Your wound is still in a fragile state, to ensure no unneeded tension is placed on it, arm movements must be restricted for the first 48 hours. It is important to note that this will prevent you from driving. It is also recommended that you dress appropriately with easily removable clothing, such as button up shirts.
Until your doctor recommends otherwise any physical activity should be restricted as well as the consumption of alcohol, nicotine and blood thinning medications.
The first 10 days
During this period you will need assistance for many day-to-day activities including getting dressed, preparing meals and simply moving around. However, you will be able to return to driving, as long as your doctor approves and you are no longer under the influence of medication. Some patients will also be instructed to massage their breasts. It is important to note that you should only do this if you are instructed too, otherwise you may risk damaging your implants. If you are unsure you can always discuss with your doctor who should organise a follow-up appointment during this time.
10 to 14 days
At this point, you should feel ready to resume some light activity. Lower body exercise like walking is ideal as it will not put tension on the wound. To decide what exercise is right for you, speak with your doctor and ensure you get their approval. It’s likely your doctor will also want you to return to daily activities and get back to work. However, despite this increase in activity, it is important not to get too excited, your body is still healing, and it’s vital that you continue to avoid any heavy lifting.
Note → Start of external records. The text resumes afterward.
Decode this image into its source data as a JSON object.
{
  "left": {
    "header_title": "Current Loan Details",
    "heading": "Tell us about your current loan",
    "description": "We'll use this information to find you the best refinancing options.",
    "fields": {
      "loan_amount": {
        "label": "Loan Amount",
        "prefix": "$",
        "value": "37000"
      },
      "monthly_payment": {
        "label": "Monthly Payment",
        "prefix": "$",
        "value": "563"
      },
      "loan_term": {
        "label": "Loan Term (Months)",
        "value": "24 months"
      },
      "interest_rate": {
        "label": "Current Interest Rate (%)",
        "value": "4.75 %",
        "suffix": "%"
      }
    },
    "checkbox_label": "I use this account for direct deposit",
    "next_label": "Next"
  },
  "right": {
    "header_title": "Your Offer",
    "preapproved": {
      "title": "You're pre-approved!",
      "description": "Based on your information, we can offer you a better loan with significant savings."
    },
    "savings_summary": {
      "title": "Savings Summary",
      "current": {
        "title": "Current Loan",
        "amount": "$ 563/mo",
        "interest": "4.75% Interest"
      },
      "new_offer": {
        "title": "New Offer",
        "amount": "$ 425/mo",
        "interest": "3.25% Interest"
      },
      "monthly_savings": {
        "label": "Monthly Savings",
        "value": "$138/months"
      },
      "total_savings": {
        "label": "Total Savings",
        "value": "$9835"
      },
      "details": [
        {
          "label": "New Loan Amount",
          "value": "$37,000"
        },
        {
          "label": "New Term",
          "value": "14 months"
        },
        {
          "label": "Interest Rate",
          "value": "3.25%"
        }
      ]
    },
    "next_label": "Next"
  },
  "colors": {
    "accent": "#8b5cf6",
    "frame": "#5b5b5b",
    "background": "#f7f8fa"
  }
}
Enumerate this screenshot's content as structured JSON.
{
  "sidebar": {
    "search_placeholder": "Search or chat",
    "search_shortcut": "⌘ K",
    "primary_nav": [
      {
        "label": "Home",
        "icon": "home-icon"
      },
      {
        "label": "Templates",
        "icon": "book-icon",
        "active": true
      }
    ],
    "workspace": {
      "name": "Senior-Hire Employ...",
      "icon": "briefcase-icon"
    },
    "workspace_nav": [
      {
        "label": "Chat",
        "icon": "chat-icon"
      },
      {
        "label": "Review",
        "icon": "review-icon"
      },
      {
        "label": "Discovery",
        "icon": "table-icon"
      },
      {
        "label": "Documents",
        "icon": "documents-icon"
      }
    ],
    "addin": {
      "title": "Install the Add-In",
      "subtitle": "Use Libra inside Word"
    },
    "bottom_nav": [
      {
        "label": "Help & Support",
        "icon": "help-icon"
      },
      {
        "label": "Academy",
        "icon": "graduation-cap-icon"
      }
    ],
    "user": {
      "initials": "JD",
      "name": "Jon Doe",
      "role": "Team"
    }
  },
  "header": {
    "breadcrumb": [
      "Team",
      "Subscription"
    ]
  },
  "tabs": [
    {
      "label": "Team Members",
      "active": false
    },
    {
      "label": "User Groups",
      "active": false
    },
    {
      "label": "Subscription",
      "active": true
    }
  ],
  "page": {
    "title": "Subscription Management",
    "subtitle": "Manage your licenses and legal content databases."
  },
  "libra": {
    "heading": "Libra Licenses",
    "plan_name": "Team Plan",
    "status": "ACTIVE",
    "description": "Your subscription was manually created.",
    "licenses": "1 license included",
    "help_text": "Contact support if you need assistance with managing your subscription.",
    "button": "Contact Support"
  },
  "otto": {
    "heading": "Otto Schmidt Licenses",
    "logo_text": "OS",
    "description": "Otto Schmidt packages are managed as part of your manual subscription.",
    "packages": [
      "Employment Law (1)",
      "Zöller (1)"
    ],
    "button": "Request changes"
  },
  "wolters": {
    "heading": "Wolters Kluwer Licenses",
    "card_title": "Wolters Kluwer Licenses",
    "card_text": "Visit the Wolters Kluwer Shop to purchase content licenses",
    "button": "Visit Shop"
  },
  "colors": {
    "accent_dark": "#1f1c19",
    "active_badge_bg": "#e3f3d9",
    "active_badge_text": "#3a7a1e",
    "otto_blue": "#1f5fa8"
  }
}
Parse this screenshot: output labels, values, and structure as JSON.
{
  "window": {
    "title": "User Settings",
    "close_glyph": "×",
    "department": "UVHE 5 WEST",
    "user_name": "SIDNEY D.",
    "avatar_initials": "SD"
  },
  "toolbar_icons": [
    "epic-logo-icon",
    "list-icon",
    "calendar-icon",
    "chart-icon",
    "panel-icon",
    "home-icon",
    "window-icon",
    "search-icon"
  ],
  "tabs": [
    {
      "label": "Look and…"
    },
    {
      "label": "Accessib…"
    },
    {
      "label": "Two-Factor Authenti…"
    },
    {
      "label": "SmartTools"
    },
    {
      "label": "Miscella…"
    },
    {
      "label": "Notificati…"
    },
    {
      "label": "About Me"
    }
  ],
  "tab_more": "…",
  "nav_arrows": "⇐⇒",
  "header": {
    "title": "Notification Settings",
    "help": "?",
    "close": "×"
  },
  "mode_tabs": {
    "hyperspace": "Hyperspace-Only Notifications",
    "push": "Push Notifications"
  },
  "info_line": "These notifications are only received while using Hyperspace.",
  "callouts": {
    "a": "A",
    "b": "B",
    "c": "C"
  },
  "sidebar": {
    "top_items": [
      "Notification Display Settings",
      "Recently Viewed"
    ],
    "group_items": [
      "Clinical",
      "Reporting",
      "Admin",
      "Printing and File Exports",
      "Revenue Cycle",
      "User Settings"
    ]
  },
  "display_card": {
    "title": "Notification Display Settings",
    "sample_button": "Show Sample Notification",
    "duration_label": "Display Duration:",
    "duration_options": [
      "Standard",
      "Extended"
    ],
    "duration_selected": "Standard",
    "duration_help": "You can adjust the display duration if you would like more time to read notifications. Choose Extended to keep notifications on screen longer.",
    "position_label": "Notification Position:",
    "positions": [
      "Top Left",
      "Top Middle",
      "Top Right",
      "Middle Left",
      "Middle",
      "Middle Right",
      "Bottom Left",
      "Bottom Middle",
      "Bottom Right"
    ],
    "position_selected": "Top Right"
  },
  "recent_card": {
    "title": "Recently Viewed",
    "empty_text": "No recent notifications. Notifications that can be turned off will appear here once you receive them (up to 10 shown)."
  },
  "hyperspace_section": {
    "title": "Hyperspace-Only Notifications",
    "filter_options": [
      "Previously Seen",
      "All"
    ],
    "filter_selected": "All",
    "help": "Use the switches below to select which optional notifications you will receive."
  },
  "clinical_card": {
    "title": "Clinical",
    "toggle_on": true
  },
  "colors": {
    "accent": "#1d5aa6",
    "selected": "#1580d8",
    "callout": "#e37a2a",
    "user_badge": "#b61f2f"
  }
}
2 to 3 weeks
While you continue to get back to your regular activity and increase exercise, your doctor will still restrict you from doing most upper body exercises for about one month.
4 to 6 weeks
From the one month mark, you should be able to get a clear picture of the procedure’s results. The implants will have settled into place, and your breasts will sit in a natural position. From this point, you should not require any pain medication, and you no longer have to wear your surgical bra. Although a sports bra is highly recommended as your doctor will likely clear you to resume upper body exercise at four weeks and running at six weeks.
Several months after surgery
Your new breasts have taken shape, and you can now assess the incredible changes.
10 to 12 weeks
At this point, you should be able to resume all lower body exercises, and after three months your doctor will likely approve heavy lifting and all upper body exercises tool.
Over time, the scar tissue will begin to fade and blend with the surrounding skin. If properly cared for these scars should be almost indistinguishable from your skin after two years.
While you are well on your way to recovery, it is recommended that you still see your doctor for follow-up appointments. They will examine the incision, breast fold, and scar tissue to ensure it is healing correctly. This is also an opportunity for you to discuss the results of the procedure and any questions you have about your new breasts.
Post op tips
Your doctor will provide you with everything you need to know for a quick and healthy recovery.
Here are few great tips to get you started:
- Avoid certain medications that may thin your blood, for example, aspirin. If you are taking a prescription, consult your doctor.
- Don’t open bandages as this can increase the chance of infection.
- If recommended by your doctor, moisturizing can help avoid stretch marks.
- Let your implants settle. It’s normal for them to sit in a higher position at first, but over time they will gradually settle into a more natural position.
- When it comes to fashion, keep things relaxed and avoid tight-fitting clothing. As a simple guide, if you have to raise your arms to put it on, don’t wear it.
- Sleep, it’s your body’s way of supercharging recovery, so get as much of it as you can. However, don’t sleep on your side. Instead, sleep in an elevated position to aid recovery.
- Keep some nausea medication close by. Most patients will experience bouts of nausea post-op, but it’s nothing to be concerned about.
- If you experience lack of sensation in the nipples or hypersensitivity after surgery, don’t be concerned this is normal.
- Don’t hesitate to call your doctor. If you’re in extreme pain or bleeding excessively, there may be something wrong, and your doctor will be able to decide the best course of action.